_Aim of the exercise_.
Report each line of the records below that holds the word "Owner".

:: Extracted data

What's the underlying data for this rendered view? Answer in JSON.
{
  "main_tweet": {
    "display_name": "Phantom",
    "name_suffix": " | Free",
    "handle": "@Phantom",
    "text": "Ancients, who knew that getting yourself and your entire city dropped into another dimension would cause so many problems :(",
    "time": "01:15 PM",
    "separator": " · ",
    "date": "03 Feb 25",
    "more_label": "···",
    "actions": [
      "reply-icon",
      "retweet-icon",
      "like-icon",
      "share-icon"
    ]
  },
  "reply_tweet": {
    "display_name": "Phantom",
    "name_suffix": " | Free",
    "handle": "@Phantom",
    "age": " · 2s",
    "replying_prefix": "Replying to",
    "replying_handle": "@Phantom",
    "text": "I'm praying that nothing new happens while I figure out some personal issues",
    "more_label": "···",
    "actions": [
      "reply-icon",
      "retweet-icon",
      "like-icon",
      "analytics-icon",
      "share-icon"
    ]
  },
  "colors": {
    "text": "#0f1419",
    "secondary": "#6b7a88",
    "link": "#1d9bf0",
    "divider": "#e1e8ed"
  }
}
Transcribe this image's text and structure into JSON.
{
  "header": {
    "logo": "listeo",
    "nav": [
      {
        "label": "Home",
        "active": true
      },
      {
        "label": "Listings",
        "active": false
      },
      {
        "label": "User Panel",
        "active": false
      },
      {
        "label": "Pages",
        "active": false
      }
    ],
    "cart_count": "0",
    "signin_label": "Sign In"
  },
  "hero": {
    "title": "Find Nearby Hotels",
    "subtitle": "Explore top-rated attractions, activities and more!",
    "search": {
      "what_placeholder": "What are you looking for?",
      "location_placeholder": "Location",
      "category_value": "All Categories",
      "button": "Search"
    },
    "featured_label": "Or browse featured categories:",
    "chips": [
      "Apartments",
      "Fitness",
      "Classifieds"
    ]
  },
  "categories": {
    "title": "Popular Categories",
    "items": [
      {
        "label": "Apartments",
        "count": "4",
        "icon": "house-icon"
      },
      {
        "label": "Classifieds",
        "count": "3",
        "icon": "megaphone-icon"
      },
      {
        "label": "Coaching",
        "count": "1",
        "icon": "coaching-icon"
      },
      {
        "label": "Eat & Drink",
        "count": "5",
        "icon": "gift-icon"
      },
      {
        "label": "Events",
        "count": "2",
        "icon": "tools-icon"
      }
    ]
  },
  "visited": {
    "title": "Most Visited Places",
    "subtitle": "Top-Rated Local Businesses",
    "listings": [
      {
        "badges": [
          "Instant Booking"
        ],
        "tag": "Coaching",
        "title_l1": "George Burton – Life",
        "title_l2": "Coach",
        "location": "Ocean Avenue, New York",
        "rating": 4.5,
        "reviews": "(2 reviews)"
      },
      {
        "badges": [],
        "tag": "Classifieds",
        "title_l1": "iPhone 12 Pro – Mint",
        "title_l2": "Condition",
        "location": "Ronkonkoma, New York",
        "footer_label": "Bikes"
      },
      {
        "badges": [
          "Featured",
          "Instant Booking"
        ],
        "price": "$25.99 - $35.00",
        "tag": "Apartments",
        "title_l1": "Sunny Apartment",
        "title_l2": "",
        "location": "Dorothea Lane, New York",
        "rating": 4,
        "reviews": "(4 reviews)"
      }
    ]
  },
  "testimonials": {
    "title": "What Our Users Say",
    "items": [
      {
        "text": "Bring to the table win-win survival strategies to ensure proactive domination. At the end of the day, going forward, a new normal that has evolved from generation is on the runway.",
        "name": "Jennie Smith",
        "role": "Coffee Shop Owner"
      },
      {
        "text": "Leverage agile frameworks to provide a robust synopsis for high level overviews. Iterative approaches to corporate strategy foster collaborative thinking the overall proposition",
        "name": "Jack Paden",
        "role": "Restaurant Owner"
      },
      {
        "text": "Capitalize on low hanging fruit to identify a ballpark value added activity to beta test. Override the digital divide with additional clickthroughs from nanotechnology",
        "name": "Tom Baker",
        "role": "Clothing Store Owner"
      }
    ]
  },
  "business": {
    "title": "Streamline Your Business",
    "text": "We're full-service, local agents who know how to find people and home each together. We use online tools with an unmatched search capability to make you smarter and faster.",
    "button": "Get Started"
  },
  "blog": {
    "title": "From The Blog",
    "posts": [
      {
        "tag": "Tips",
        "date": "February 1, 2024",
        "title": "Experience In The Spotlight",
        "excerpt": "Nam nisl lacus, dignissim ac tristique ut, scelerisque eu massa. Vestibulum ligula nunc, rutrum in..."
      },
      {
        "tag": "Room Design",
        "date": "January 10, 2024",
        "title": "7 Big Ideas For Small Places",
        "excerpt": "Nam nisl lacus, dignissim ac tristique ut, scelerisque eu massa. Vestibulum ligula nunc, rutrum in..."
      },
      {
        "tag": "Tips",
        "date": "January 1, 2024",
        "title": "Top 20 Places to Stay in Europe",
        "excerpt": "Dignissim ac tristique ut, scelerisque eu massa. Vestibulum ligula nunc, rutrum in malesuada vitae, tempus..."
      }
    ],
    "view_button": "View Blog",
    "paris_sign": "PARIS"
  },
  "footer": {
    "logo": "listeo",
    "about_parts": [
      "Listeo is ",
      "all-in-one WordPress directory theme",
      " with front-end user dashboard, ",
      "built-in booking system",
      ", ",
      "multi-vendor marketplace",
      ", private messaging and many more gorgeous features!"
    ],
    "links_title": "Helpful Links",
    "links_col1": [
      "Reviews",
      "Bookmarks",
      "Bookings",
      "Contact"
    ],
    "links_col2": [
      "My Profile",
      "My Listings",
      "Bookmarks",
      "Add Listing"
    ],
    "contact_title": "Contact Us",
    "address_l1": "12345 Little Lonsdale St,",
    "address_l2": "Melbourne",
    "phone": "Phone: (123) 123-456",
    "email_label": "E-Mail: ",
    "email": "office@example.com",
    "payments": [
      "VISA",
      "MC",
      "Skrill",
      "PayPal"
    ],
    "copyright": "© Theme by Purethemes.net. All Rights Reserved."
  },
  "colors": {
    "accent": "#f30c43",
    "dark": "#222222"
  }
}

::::

_Final answer_.
        "role": "Coffee Shop Owner"
        "role": "Restaurant Owner"
        "role": "Clothing Store Owner"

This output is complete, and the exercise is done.